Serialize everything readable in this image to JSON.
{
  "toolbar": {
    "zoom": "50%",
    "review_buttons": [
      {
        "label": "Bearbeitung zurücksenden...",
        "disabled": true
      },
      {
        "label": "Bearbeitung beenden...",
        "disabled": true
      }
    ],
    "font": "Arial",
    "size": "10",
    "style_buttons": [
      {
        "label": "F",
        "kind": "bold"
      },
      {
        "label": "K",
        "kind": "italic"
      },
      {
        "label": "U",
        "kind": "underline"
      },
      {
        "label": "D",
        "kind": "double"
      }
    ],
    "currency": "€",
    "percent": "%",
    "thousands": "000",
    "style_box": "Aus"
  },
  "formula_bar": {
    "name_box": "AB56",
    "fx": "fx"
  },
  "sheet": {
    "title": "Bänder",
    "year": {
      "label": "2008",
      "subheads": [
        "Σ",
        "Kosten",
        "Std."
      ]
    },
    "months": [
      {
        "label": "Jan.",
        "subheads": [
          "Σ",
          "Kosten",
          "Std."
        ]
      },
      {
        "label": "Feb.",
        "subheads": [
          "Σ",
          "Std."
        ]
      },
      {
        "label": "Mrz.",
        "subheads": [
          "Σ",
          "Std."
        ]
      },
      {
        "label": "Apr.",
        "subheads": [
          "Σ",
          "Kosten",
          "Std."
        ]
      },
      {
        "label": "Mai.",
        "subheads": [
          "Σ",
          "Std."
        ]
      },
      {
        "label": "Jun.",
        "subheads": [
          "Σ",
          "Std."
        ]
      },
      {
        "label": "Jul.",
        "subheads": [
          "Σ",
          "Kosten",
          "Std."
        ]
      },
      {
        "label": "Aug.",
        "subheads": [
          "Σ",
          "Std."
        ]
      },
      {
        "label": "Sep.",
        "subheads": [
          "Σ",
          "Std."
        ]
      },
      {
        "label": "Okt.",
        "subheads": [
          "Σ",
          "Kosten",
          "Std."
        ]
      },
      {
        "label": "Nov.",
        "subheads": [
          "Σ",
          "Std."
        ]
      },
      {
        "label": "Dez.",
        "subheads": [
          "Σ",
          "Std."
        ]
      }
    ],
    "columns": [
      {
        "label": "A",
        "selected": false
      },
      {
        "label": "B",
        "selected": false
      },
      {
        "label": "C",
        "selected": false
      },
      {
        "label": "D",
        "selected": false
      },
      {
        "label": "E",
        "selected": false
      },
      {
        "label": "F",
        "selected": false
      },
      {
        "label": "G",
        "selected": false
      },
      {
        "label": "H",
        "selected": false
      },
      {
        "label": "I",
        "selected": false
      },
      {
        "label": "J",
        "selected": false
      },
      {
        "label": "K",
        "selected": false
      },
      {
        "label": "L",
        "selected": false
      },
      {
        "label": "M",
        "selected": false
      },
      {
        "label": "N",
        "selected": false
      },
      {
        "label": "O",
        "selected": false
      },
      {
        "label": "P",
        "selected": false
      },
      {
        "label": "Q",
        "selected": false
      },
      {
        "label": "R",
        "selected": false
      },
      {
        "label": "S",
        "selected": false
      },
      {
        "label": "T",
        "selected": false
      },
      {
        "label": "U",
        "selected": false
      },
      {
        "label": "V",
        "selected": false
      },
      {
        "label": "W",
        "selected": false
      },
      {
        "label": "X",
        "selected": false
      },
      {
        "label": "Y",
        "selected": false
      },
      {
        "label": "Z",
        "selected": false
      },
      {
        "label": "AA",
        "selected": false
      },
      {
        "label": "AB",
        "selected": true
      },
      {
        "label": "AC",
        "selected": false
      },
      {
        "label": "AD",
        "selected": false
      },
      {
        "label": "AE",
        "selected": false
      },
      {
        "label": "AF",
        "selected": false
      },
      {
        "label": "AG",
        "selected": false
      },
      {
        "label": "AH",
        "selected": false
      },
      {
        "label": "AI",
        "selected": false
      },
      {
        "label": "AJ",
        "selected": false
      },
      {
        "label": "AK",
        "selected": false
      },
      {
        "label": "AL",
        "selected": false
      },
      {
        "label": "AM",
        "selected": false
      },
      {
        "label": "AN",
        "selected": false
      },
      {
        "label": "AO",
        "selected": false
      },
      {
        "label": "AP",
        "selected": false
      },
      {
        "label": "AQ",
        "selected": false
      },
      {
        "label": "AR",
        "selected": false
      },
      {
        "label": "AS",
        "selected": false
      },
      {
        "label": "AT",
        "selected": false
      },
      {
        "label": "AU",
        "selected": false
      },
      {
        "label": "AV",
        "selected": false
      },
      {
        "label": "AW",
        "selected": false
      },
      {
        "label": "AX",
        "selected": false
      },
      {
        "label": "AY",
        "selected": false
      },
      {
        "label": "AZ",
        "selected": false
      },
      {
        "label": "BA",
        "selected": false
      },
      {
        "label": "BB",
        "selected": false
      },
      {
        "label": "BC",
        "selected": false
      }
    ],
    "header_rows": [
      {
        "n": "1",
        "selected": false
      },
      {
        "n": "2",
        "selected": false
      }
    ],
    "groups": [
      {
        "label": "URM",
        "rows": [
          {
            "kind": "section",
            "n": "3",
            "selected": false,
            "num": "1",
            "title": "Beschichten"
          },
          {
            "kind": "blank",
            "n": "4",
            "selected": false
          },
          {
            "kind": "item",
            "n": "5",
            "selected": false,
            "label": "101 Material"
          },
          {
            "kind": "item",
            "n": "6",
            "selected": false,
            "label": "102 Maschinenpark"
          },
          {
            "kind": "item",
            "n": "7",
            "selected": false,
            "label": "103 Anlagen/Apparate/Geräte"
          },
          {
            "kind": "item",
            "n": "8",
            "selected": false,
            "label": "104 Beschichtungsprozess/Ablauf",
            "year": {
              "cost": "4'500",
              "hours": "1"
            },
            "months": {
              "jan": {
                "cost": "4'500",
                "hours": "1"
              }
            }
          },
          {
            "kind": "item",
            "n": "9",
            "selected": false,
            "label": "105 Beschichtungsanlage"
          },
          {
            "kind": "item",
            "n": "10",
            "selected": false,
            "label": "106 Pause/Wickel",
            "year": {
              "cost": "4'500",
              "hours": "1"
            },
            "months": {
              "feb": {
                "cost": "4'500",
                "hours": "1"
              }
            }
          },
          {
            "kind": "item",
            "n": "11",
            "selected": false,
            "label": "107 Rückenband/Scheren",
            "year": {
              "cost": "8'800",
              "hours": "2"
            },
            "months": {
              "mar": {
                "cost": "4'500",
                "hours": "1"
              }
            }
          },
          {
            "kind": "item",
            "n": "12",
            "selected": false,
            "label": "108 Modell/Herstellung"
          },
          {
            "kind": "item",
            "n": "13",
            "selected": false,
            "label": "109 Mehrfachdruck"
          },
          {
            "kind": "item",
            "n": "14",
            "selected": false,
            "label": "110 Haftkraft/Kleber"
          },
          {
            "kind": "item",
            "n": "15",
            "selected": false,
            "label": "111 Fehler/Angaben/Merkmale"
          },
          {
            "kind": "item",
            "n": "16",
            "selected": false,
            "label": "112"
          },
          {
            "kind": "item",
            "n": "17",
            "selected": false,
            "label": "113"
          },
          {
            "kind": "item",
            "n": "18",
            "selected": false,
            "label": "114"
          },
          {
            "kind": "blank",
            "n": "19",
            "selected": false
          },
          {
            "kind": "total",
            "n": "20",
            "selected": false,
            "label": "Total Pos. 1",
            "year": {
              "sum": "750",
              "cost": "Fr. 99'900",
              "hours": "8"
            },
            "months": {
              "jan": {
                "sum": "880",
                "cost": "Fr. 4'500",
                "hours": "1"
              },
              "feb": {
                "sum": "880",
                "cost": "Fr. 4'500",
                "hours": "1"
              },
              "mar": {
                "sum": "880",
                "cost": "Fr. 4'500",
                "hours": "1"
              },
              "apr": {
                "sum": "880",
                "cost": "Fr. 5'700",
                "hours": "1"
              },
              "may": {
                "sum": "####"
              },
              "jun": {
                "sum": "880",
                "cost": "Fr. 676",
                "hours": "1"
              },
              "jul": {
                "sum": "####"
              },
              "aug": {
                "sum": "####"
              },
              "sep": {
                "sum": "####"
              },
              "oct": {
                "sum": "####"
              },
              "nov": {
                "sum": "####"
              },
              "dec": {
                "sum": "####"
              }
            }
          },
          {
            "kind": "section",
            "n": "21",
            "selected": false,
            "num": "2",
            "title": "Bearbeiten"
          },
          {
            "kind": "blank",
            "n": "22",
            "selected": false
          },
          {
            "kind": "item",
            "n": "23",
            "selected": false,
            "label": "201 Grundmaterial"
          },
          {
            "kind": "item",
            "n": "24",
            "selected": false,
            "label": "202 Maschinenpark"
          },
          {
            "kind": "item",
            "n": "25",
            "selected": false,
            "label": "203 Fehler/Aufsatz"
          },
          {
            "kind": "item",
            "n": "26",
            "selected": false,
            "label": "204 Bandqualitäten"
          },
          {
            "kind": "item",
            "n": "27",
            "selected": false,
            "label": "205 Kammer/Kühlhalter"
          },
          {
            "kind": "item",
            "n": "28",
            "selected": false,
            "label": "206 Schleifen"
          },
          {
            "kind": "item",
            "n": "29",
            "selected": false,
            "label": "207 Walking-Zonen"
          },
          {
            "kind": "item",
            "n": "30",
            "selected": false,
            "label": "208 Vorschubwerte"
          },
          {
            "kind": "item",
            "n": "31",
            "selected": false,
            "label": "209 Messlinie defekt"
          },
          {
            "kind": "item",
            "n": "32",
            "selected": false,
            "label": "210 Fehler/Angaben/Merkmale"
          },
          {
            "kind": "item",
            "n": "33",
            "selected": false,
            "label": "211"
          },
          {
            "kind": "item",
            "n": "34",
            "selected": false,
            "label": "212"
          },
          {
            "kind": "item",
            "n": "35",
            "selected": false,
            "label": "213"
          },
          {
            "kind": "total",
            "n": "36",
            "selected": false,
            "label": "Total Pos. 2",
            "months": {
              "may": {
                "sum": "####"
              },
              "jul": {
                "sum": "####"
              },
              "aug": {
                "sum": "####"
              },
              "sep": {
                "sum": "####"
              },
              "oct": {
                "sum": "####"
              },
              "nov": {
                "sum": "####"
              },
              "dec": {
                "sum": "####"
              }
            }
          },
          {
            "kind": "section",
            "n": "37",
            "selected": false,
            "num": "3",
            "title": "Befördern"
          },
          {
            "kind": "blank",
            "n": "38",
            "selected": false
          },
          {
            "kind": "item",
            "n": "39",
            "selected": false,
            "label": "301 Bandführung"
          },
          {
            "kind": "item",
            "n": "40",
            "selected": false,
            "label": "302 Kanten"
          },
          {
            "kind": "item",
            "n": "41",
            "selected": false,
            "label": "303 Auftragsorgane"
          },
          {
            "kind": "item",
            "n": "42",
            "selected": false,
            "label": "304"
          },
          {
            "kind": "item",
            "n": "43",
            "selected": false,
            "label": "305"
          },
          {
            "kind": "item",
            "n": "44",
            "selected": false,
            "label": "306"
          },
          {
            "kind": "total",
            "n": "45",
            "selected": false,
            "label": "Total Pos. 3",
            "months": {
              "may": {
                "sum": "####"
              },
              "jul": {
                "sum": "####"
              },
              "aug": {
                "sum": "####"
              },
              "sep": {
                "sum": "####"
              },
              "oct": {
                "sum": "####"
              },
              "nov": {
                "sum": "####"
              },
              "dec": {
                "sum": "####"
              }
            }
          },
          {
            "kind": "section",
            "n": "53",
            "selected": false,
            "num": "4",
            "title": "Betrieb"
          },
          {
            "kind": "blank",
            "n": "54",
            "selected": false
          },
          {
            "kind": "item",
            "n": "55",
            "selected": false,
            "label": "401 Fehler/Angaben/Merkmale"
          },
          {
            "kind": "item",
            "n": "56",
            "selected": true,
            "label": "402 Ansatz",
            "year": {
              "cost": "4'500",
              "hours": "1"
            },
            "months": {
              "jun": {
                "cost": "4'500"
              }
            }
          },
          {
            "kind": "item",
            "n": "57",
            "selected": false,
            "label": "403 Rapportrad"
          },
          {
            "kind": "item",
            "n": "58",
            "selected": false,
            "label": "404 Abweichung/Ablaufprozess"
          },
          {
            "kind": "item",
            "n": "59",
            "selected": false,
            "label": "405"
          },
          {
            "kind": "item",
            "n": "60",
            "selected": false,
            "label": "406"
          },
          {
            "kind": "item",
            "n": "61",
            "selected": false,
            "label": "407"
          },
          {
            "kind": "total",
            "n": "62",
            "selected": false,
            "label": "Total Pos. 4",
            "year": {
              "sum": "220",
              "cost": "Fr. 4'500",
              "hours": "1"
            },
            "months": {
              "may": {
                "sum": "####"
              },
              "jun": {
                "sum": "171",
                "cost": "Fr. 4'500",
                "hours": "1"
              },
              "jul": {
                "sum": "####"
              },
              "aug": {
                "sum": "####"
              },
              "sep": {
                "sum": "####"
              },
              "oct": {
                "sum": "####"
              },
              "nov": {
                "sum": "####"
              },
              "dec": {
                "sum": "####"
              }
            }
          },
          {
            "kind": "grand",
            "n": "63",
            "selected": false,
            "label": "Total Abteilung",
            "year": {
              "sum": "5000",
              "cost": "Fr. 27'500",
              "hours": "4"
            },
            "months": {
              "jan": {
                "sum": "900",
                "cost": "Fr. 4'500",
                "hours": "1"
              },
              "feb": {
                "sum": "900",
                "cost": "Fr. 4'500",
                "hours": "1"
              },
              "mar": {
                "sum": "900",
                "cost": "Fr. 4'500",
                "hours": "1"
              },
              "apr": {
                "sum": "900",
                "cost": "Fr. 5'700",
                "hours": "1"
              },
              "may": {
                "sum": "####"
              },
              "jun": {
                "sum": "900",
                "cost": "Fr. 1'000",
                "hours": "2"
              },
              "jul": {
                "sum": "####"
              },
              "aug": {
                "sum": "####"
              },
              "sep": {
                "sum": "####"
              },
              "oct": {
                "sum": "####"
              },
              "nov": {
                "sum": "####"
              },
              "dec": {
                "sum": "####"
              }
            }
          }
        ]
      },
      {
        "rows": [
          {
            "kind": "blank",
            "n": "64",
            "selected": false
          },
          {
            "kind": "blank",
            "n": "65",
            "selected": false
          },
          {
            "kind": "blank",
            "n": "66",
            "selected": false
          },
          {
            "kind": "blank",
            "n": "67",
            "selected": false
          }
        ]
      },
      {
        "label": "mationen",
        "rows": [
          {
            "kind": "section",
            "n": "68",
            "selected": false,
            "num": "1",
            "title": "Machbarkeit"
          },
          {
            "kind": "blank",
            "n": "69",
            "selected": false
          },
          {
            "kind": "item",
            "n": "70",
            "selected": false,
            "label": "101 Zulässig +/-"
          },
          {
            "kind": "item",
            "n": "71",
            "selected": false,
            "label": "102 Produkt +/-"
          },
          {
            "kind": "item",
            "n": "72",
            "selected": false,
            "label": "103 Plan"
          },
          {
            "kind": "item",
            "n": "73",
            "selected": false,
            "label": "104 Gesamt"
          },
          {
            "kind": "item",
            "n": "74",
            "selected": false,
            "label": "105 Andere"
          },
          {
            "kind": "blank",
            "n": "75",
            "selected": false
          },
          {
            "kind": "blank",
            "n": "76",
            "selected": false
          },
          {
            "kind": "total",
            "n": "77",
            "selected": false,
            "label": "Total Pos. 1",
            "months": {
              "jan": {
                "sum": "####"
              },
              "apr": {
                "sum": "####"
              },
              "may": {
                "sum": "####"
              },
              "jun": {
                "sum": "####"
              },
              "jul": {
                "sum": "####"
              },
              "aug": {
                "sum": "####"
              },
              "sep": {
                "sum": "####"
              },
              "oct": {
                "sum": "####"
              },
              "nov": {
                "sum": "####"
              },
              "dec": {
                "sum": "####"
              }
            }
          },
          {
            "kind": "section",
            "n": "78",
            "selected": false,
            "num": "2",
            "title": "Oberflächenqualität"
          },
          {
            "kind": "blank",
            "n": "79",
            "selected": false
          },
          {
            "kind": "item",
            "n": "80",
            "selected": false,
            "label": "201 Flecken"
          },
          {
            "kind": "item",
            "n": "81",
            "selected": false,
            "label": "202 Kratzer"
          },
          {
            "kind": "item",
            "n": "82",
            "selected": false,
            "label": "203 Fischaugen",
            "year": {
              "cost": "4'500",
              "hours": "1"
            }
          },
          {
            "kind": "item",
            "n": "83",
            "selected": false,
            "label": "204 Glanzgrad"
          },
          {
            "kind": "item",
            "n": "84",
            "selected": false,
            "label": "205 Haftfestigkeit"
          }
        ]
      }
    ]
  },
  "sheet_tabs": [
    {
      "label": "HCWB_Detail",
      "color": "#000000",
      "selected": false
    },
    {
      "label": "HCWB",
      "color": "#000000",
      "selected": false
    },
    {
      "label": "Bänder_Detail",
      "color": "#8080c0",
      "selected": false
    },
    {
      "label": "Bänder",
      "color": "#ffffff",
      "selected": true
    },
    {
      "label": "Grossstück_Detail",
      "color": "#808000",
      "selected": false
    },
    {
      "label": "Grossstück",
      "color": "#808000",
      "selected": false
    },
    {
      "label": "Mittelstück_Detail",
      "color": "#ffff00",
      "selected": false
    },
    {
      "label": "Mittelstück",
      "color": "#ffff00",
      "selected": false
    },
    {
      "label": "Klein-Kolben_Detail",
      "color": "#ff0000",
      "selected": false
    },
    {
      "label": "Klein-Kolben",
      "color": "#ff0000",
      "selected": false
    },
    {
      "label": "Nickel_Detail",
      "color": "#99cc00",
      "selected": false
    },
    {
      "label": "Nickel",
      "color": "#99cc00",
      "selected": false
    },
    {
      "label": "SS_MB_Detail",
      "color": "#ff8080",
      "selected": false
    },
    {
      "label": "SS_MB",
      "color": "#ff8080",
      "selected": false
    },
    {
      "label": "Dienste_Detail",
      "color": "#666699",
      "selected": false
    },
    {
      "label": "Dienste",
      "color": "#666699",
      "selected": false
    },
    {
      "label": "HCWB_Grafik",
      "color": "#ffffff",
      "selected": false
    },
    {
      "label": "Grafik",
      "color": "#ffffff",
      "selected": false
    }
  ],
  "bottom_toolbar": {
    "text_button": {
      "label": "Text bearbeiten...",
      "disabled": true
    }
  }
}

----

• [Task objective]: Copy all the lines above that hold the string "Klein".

• [Solved exercise]:
      "label": "Klein-Kolben_Detail",
      "label": "Klein-Kolben",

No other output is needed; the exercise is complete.